[[ RECORDS SHOWN open ]]

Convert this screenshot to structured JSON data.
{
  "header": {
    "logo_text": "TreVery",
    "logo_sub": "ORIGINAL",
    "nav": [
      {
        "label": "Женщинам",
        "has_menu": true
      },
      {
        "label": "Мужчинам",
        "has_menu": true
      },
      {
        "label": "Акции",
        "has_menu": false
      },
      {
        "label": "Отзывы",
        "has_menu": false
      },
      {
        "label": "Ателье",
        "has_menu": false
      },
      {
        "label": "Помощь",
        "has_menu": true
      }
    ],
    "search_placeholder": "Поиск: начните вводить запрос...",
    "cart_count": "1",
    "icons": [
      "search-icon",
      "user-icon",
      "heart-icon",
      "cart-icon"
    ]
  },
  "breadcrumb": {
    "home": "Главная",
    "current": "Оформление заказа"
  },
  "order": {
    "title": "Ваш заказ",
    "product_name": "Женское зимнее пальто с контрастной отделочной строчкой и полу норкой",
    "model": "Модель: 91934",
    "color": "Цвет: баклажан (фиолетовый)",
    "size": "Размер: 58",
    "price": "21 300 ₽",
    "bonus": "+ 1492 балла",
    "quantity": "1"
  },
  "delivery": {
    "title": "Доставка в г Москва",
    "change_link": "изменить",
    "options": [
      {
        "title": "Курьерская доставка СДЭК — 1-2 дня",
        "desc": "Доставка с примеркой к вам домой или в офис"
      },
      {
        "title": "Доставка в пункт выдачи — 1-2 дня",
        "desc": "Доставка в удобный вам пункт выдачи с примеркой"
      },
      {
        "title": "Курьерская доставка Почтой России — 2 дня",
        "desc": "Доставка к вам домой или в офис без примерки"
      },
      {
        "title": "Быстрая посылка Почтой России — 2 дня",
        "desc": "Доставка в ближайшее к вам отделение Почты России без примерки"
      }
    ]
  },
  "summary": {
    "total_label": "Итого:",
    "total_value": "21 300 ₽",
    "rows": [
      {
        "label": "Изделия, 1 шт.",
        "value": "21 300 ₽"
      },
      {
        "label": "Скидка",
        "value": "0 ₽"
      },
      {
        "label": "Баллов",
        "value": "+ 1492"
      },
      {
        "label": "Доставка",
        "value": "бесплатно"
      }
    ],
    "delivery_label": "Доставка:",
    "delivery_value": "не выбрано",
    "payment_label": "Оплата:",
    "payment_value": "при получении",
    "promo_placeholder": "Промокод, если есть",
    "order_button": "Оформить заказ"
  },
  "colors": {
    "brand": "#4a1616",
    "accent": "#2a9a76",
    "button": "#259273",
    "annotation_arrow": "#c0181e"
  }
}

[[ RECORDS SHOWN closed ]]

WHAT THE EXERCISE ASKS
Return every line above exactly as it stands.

OUTPUT OF THE EXERCISE
Convert this screenshot to structured JSON data.
{
  "header": {
    "logo_text": "TreVery",
    "logo_sub": "ORIGINAL",
    "nav": [
      {
        "label": "Женщинам",
        "has_menu": true
      },
      {
        "label": "Мужчинам",
        "has_menu": true
      },
      {
        "label": "Акции",
        "has_menu": false
      },
      {
        "label": "Отзывы",
        "has_menu": false
      },
      {
        "label": "Ателье",
        "has_menu": false
      },
      {
        "label": "Помощь",
        "has_menu": true
      }
    ],
    "search_placeholder": "Поиск: начните вводить запрос...",
    "cart_count": "1",
    "icons": [
      "search-icon",
      "user-icon",
      "heart-icon",
      "cart-icon"
    ]
  },
  "breadcrumb": {
    "home": "Главная",
    "current": "Оформление заказа"
  },
  "order": {
    "title": "Ваш заказ",
    "product_name": "Женское зимнее пальто с контрастной отделочной строчкой и полу норкой",
    "model": "Модель: 91934",
    "color": "Цвет: баклажан (фиолетовый)",
    "size": "Размер: 58",
    "price": "21 300 ₽",
    "bonus": "+ 1492 балла",
    "quantity": "1"
  },
  "delivery": {
    "title": "Доставка в г Москва",
    "change_link": "изменить",
    "options": [
      {
        "title": "Курьерская доставка СДЭК — 1-2 дня",
        "desc": "Доставка с примеркой к вам домой или в офис"
      },
      {
        "title": "Доставка в пункт выдачи — 1-2 дня",
        "desc": "Доставка в удобный вам пункт выдачи с примеркой"
      },
      {
        "title": "Курьерская доставка Почтой России — 2 дня",
        "desc": "Доставка к вам домой или в офис без примерки"
      },
      {
        "title": "Быстрая посылка Почтой России — 2 дня",
        "desc": "Доставка в ближайшее к вам отделение Почты России без примерки"
      }
    ]
  },
  "summary": {
    "total_label": "Итого:",
    "total_value": "21 300 ₽",
    "rows": [
      {
        "label": "Изделия, 1 шт.",
        "value": "21 300 ₽"
      },
      {
        "label": "Скидка",
        "value": "0 ₽"
      },
      {
        "label": "Баллов",
        "value": "+ 1492"
      },
      {
        "label": "Доставка",
        "value": "бесплатно"
      }
    ],
    "delivery_label": "Доставка:",
    "delivery_value": "не выбрано",
    "payment_label": "Оплата:",
    "payment_value": "при получении",
    "promo_placeholder": "Промокод, если есть",
    "order_button": "Оформить заказ"
  },
  "colors": {
    "brand": "#4a1616",
    "accent": "#2a9a76",
    "button": "#259273",
    "annotation_arrow": "#c0181e"
  }
}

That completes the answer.